App and web page records:
=======

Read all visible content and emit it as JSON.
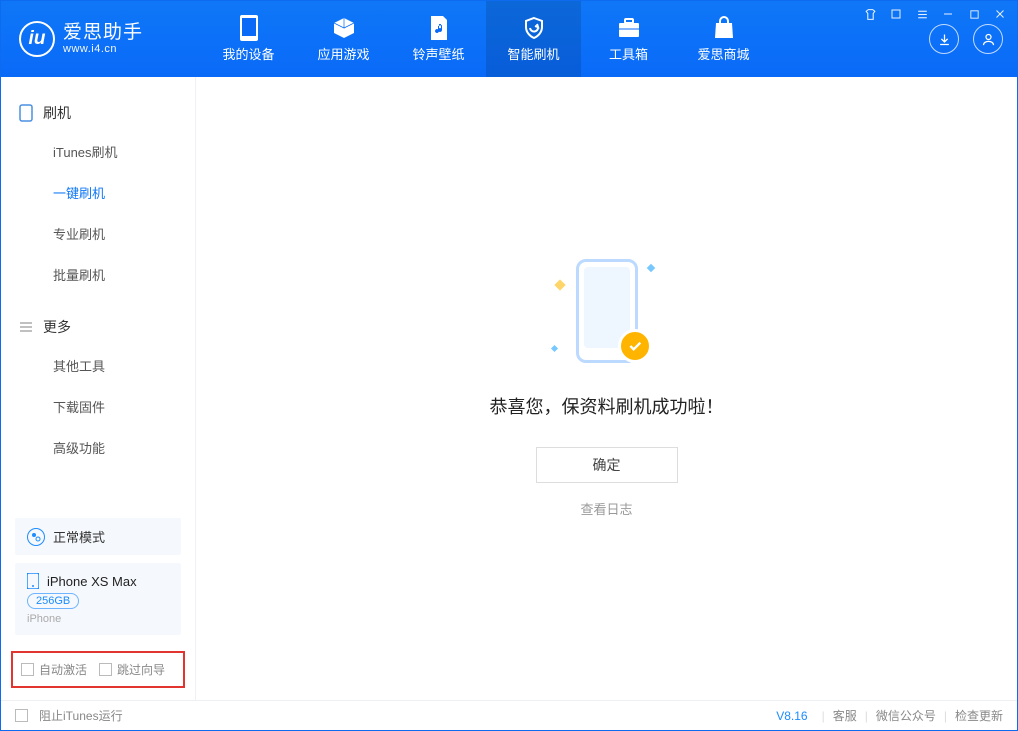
{
  "app": {
    "name_cn": "爱思助手",
    "url": "www.i4.cn"
  },
  "tabs": {
    "device": "我的设备",
    "apps": "应用游戏",
    "ringtone": "铃声壁纸",
    "flash": "智能刷机",
    "toolbox": "工具箱",
    "store": "爱思商城"
  },
  "sidebar": {
    "section_flash": "刷机",
    "items_flash": [
      "iTunes刷机",
      "一键刷机",
      "专业刷机",
      "批量刷机"
    ],
    "section_more": "更多",
    "items_more": [
      "其他工具",
      "下载固件",
      "高级功能"
    ]
  },
  "mode": {
    "label": "正常模式"
  },
  "device": {
    "name": "iPhone XS Max",
    "capacity": "256GB",
    "type": "iPhone"
  },
  "options": {
    "auto_activate": "自动激活",
    "skip_guide": "跳过向导"
  },
  "main": {
    "success": "恭喜您，保资料刷机成功啦！",
    "ok": "确定",
    "view_log": "查看日志"
  },
  "footer": {
    "block_itunes": "阻止iTunes运行",
    "version": "V8.16",
    "support": "客服",
    "wechat": "微信公众号",
    "update": "检查更新"
  }
}
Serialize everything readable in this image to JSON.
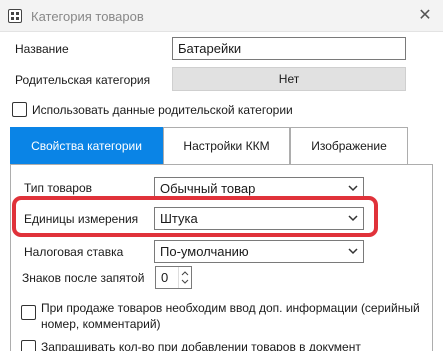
{
  "window": {
    "title": "Категория товаров",
    "close_glyph": "✕"
  },
  "form": {
    "name_label": "Название",
    "name_value": "Батарейки",
    "parent_label": "Родительская категория",
    "parent_value": "Нет",
    "use_parent_label": "Использовать данные родительской категории",
    "use_parent_checked": false
  },
  "tabs": [
    {
      "label": "Свойства категории",
      "active": true
    },
    {
      "label": "Настройки ККМ",
      "active": false
    },
    {
      "label": "Изображение",
      "active": false
    }
  ],
  "properties": {
    "goods_type_label": "Тип товаров",
    "goods_type_value": "Обычный товар",
    "units_label": "Единицы измерения",
    "units_value": "Штука",
    "tax_label": "Налоговая ставка",
    "tax_value": "По-умолчанию",
    "decimals_label": "Знаков после запятой",
    "decimals_value": "0",
    "extra_info_label_line1": "При продаже товаров необходим ввод доп. информации (серийный",
    "extra_info_label_line2": "номер, комментарий)",
    "ask_qty_label": "Запрашивать кол-во при добавлении товаров в документ"
  },
  "colors": {
    "accent": "#0a84e6",
    "highlight": "#e0323a"
  },
  "icons": {
    "app": "app-grid-icon",
    "close": "close-icon",
    "dropdown": "chevron-down-icon",
    "spinner": "spinner-arrows-icon"
  }
}
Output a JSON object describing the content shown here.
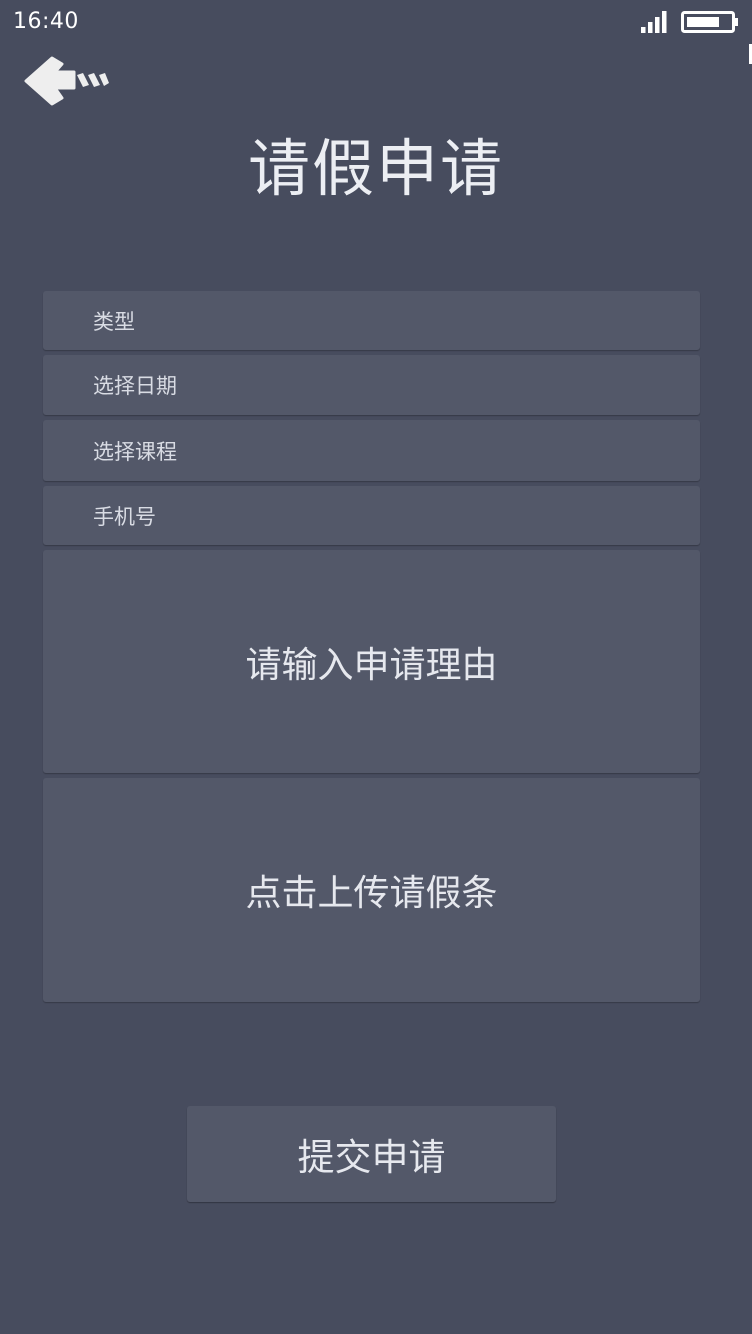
{
  "status_bar": {
    "time": "16:40",
    "signal_icon": "signal-icon",
    "battery_icon": "battery-icon"
  },
  "header": {
    "back_icon": "back-arrow-icon",
    "title": "请假申请"
  },
  "form": {
    "type_label": "类型",
    "date_label": "选择日期",
    "course_label": "选择课程",
    "phone_label": "手机号",
    "reason_placeholder": "请输入申请理由",
    "upload_label": "点击上传请假条"
  },
  "submit_label": "提交申请",
  "colors": {
    "background": "#474c5e",
    "panel": "#535869",
    "text": "#e6e8ee"
  }
}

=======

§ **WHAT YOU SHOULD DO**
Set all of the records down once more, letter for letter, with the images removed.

§ **TASK RESPONSE**
Read all visible content and emit it as JSON.
{
  "app": {
    "name_cn": "爱思助手",
    "url": "www.i4.cn"
  },
  "tabs": {
    "device": "我的设备",
    "apps": "应用游戏",
    "ringtone": "铃声壁纸",
    "flash": "智能刷机",
    "toolbox": "工具箱",
    "store": "爱思商城"
  },
  "sidebar": {
    "section_flash": "刷机",
    "items_flash": [
      "iTunes刷机",
      "一键刷机",
      "专业刷机",
      "批量刷机"
    ],
    "section_more": "更多",
    "items_more": [
      "其他工具",
      "下载固件",
      "高级功能"
    ]
  },
  "mode": {
    "label": "正常模式"
  },
  "device": {
    "name": "iPhone XS Max",
    "capacity": "256GB",
    "type": "iPhone"
  },
  "options": {
    "auto_activate": "自动激活",
    "skip_guide": "跳过向导"
  },
  "main": {
    "success": "恭喜您，保资料刷机成功啦！",
    "ok": "确定",
    "view_log": "查看日志"
  },
  "footer": {
    "block_itunes": "阻止iTunes运行",
    "version": "V8.16",
    "support": "客服",
    "wechat": "微信公众号",
    "update": "检查更新"
  }
}
Serialize everything readable in this image to JSON.
{
  "window": {
    "title": "Категория товаров",
    "close_glyph": "✕"
  },
  "form": {
    "name_label": "Название",
    "name_value": "Батарейки",
    "parent_label": "Родительская категория",
    "parent_value": "Нет",
    "use_parent_label": "Использовать данные родительской категории",
    "use_parent_checked": false
  },
  "tabs": [
    {
      "label": "Свойства категории",
      "active": true
    },
    {
      "label": "Настройки ККМ",
      "active": false
    },
    {
      "label": "Изображение",
      "active": false
    }
  ],
  "properties": {
    "goods_type_label": "Тип товаров",
    "goods_type_value": "Обычный товар",
    "units_label": "Единицы измерения",
    "units_value": "Штука",
    "tax_label": "Налоговая ставка",
    "tax_value": "По-умолчанию",
    "decimals_label": "Знаков после запятой",
    "decimals_value": "0",
    "extra_info_label_line1": "При продаже товаров необходим ввод доп. информации (серийный",
    "extra_info_label_line2": "номер, комментарий)",
    "ask_qty_label": "Запрашивать кол-во при добавлении товаров в документ"
  },
  "colors": {
    "accent": "#0a84e6",
    "highlight": "#e0323a"
  },
  "icons": {
    "app": "app-grid-icon",
    "close": "close-icon",
    "dropdown": "chevron-down-icon",
    "spinner": "spinner-arrows-icon"
  }
}
Output a JSON object describing the content shown here.
{
  "status_bar": {
    "time": "16:40",
    "signal_icon": "signal-icon",
    "battery_icon": "battery-icon"
  },
  "header": {
    "back_icon": "back-arrow-icon",
    "title": "请假申请"
  },
  "form": {
    "type_label": "类型",
    "date_label": "选择日期",
    "course_label": "选择课程",
    "phone_label": "手机号",
    "reason_placeholder": "请输入申请理由",
    "upload_label": "点击上传请假条"
  },
  "submit_label": "提交申请",
  "colors": {
    "background": "#474c5e",
    "panel": "#535869",
    "text": "#e6e8ee"
  }
}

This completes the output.